High street businesses and landlords are set to benefit from a new code of practice, which is in development to provide them with clarity and reassurance over rent payments.
A working group has been established by the government with the commercial rental sector to develop a code which encourages fair and transparent discussions between landlords and tenants over rental payments during the coronavirus pandemic and guidance on rent arrear payments and treatment of sub-letter and suppliers. This will enable collaboration and cooperation within the sector and help ensure no one part of the chain shoulders the full burden of payment.
The group will also seek to involve wider business input through its sector members to ensure a greater number are consulted and able to share their views.
Communities Secretary, Rt Hon Robert Jenrick MP said:
We are developing a new code of practice, working alongside the industry’s leading bodies, to provide that clarity and reassurance to both commercial tenants and their landlords in recognition of the challenges they are facing as a result of coronavirus.
We expect all parties to come to the table so our high streets and town centres are in the best possible position to come back from these challenges
We are giving clarity to landlords and tenants who are both facing equal pressures on their finances so they are all able to stabilise their finances and bounce back.
The Chancellor of the Exchequer, Rishi Sunak MP said:
The government is committed to supporting the commercial rental sector as it deals with the disruption caused by the coronavirus outbreak.
We continue to work with lenders to ensure flexible support is provided to commercial landlords, including payment holidays and restructuring facilities, and it is right that where landlords receive support, they extend this to their tenants.
Helen Dickinson, Chief Executive of the British Retail Consortium said:
The Coronavirus pandemic has accelerated longer-term trends in retail property. Rent demands are increasingly out of kilter with current property values and many retailers are being forced to pay rent on closed stores.
We welcome the government’s Code as a positive first step and are working constructively with it and landlords to ensure that otherwise viable businesses are not forced into administration. However, all sides must be prepared to do more if necessary, given that the commercial lettings market is in need of wider reform.
Melanie Leech, Chief Executive, British Property Federation said:
Coronavirus is placing an unprecedented strain on property owners and the businesses who occupy their buildings, and we need a united approach in response.
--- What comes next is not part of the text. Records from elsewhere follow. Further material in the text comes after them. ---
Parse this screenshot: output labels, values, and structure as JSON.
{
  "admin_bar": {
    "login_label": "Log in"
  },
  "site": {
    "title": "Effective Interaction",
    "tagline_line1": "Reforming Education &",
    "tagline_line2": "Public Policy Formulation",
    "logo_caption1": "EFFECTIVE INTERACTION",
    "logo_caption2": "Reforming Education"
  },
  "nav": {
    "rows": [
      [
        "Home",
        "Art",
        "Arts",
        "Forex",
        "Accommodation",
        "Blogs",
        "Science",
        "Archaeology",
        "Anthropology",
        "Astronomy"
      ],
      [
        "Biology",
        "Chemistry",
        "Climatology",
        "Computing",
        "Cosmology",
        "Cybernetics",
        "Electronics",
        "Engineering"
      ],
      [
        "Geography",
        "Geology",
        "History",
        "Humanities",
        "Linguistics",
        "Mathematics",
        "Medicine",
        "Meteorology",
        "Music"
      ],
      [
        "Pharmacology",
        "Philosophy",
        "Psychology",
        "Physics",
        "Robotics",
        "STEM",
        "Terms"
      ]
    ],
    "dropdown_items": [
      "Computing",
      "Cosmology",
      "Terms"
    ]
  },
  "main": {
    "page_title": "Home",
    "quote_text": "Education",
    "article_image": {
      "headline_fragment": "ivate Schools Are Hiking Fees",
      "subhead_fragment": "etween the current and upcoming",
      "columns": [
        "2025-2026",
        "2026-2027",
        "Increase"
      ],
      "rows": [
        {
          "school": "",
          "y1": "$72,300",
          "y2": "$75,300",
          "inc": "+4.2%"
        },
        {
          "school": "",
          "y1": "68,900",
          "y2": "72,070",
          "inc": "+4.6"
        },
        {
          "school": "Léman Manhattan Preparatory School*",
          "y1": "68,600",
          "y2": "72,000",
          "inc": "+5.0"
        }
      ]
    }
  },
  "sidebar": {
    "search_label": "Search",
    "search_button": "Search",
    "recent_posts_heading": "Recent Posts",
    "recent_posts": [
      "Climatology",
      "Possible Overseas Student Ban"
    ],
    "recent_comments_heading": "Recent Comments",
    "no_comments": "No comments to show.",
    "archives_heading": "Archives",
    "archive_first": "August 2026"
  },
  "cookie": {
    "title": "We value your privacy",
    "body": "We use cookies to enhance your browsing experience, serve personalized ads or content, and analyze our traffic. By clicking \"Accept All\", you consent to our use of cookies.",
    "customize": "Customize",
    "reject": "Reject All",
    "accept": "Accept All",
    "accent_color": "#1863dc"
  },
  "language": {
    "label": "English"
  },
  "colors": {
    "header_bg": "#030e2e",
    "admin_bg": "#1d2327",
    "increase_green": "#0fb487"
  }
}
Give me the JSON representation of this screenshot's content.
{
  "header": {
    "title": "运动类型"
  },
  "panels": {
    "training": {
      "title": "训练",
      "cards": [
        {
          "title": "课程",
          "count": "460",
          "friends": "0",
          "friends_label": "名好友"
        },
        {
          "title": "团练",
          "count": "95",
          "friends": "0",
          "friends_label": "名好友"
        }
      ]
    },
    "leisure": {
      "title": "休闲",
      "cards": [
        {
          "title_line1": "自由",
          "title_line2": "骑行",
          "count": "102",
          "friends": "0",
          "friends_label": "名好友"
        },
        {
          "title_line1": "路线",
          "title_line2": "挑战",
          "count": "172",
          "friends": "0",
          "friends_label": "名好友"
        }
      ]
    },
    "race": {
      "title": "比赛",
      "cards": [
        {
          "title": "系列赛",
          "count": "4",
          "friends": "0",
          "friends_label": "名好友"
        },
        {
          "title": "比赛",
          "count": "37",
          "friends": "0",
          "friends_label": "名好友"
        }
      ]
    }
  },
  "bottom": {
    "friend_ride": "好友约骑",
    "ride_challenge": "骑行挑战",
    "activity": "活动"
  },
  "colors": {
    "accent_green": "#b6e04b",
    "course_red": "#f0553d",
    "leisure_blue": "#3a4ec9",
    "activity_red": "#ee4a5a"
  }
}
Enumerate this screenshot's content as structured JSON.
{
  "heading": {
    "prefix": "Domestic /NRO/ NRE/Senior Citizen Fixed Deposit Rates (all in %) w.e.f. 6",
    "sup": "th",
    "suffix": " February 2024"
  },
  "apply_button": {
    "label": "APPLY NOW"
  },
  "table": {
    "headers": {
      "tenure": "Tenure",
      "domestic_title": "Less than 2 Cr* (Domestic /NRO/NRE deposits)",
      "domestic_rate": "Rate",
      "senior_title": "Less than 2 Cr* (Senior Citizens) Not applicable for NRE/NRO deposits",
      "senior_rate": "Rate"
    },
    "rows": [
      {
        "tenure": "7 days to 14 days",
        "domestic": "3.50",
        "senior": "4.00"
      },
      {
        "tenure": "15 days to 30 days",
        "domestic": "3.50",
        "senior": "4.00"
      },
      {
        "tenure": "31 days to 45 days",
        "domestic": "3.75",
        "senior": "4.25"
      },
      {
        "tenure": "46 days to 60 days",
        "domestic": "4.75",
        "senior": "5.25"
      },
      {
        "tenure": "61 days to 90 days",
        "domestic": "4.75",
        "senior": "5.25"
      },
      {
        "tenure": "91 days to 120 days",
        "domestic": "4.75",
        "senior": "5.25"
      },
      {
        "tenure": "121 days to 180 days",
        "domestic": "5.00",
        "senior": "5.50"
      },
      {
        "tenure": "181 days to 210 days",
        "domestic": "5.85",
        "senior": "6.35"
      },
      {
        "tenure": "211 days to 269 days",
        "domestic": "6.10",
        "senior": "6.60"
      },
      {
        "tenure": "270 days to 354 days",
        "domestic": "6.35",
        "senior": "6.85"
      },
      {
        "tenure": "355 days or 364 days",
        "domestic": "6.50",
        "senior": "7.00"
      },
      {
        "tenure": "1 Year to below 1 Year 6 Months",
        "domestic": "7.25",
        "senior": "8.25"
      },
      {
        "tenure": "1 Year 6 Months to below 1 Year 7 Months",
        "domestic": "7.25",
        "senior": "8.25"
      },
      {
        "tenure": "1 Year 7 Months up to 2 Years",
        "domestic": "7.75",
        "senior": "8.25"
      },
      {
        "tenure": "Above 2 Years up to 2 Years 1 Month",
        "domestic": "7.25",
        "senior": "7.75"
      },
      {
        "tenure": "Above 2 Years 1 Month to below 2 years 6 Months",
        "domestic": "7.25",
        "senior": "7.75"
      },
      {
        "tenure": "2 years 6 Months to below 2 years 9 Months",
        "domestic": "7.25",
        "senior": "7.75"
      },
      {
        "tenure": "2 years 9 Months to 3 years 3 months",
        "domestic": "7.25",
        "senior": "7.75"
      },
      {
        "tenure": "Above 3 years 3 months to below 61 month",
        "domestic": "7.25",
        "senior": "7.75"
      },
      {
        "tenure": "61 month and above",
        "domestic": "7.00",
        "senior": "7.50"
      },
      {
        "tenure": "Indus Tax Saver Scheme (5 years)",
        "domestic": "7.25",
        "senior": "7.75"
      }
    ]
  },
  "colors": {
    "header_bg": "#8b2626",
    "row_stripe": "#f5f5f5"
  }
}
The majority of property owners and tenants are already working well together, effectively engaging and agreeing sustainable plans, and we welcome the opportunity to work with government and others to codify this good practice.
Fair collaboration among lenders, property owners and tenants is vital to the UK’s recovery and it will ensure that viable businesses in distress as a result of coronavirus are supported, to protect both people’s jobs and the local authorities, savers and pensioners who own the majority of our town centres.
Kate Nicholls, CEO, UKHospitality said:
A code of conduct is a significant step in unlocking the current impasse in the commercial property market. Now is the time for all stakeholders to come to the table and broker an agreement.
Hospitality businesses have seen revenues all but dry up since March, so government intervention is desperately needed – with a sustainable financial plan in place.
Our sector needs enforceable measures in place, so that the burden currently borne by operators is shared more equitably. This code could be pivotal in protecting communities and high streets from mass closures and job losses.
The code will be temporary in nature and the government will explore options to make it mandatory if necessary. We will engage with Devolved Administrations to ensure the code applies across the UK and are working to publish it prior to the next quarterly rent payment date.
Today’s announcement comes as UK Finance confirms its members’ continued support for commercial landlord customers including amendments to facilities and capital payment holidays.
Ahead of the June payment day, all the main commercial lenders will be in contact with their major commercial landlord borrowers to identify concerns they have and provide support where appropriate.
The government’s package of measures for the commercial sector also includes;
- Measures, including in the Coronavirus Act, to prevent any business being forced out of their premises if they miss a payment until 30 June. The government has an option to extend this if needed.
- Temporarily banning the use of statutory demands (between 1 March 2020 and 30 June 2020) and winding up petitions presented from Monday 27 April, through to 30 June, where a company cannot pay its bills due to coronavirus. This is included in the government’s Corporate Insolvency and Governance Bill.
- Laying secondary legislation to provide tenants with more breathing space to pay rent by preventing landlords using Commercial Rent Arrears Recovery unless they are owed 90 days of unpaid rent.
These measures do not account to a rental holiday but allows breathing space for tenants facing significantly reduced income due to the closures measures and current economic circumstances. Rent is still owed, and those tenants who are able to pay some or all of their rent are expected to do so.
The government is also reminding the sector of the existing measures in place that affect the sector’s landlords, this includes:
Flexibility for Real Estate Investment Trusts when distributing income
A Practice Direction issued by the Master of Rolls with the agreement of the- Lord Chancellors which stays possession proceedings for 90 days from 27 March. This applies to commercial premises.
Further detail on support for commercial landlords and tenants can be found on the UK Finance website.